Marla Rattray, at age 6, just became a world traveler, and that happened with a big grin on her face. Marla had never been on a plane before, but she did just fine the first time as she arrived in Miami from Jamaica to participate in the Northwest Express Track and Field Classic Friday at the Ansin Sports Complex in Miramar. Asked if she was afraid of flying, Marla answered, “No, not at all.” Then she went on to explain the whole experience perfectly and precisely.
For 41 years, Jesse Holt was the main presence presiding over the Northwest Express Track and Field Classic. Rightfully so. Holt founded the meet, was the man who kept the meet running year after year and, undoubtedly, was the person who loved the meet more than anyone else. This year, Holt will not be at the meet — except in spirit. Some four months after last year’s event, Holt, age 73, died of a heart attack.
Possessing the No.2 seed in the Miami Open is a pretty nice spot to occupy. However, being No.2 in a singles tennis match is definitely not a nice spot. However, that's what Kei Nishikori of Japan had to accept on Wednesday afternoon as a string of mishits led to him being upset by Fabio Fognini of Italy 6-4, 6-2 in the quarterfinals of the Miami Open on Key Biscayne.
Muck Rack makes it simple to find people, tweets, or articles that mention any name, keyword, company, hashtag etc. We've compiled this guide to help you make the most of your search.
Selecting a term
Start searching tweets, articles from media outlets, articles mentioned in tweets, journalists'
names, titles and bios with some suggested searches:
Companies or Topics (e.g. iPhone, Microsoft)
Phrases (e.g. "cloud computing") — use quotes to keep the terms together
Twitter handles (e.g. @username) — returns those who have mentioned or replied to
Names (e.g. "David Pogue")
Hashtags (e.g. #sxsw, #london2012)
Bio details (e.g. vegan, Olympics, father)
Muck Rack's Advanced Search allows for many boolean operators.
Find results that mention multiple specified terms, use AND or
+. For example, ensure each result contains both Elon Musk and Mark Zuckerberg by
searching Obama AND Romney or Obama + Romney.
Use the operators OR or , to broaden your search when you'd like either of
multiple terms to appear in results. (This is the default behavior of our search when no operators
are used.) For example, search for democrat OR republican to find results that refer to
Democrats and/or Republicans.
Use NOT or - to subtract results from your search. For
example, searching Disney will yield results about the Walt Disney Company as well as Walt Disney
World Resort. To exclude mentions of Disney World, search for Disney -World or Disney
When using one of these operators with a phrase, enclose it in quotation marks. For example, you can
find results about smartphones excluding Apple's iPhone 4S by searching smartphone -"iPhone
Exact case matching or punctuation
If you're searching for a brand name or keyword that relies on specific punctuation marks or capitalization, you can
find results that match your exact query by adding matchcase: before the keyword you're searching for, like matchcase:E*TRADE .

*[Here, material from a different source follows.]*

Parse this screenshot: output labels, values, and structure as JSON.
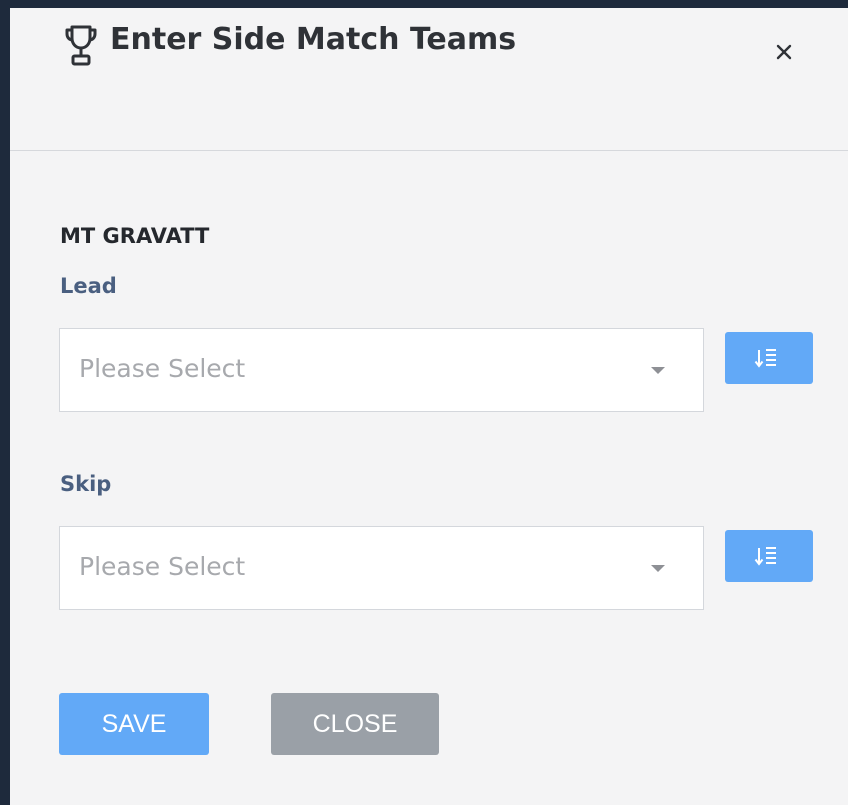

Use parentheses to separate multiple
boolean phrases. For example, to find journalists talking about having fun in Disney World or
Disneyland, search for ("disney world" OR disneyland) AND fun.
An asterisk can be used to search for any variation of a root word truncated by the asterisk. For example, searching for admin* will return results for administrator, administration, administer, administered, etc.
A near operator is an AND operator where you can control the distance between the words. You can vary the distance the near operation uses by adding a forward slash and number (between 0-99) such as strawberries NEAR/10 "whipped cream", which means the strawberries must exist within 10 words of "whipped cream".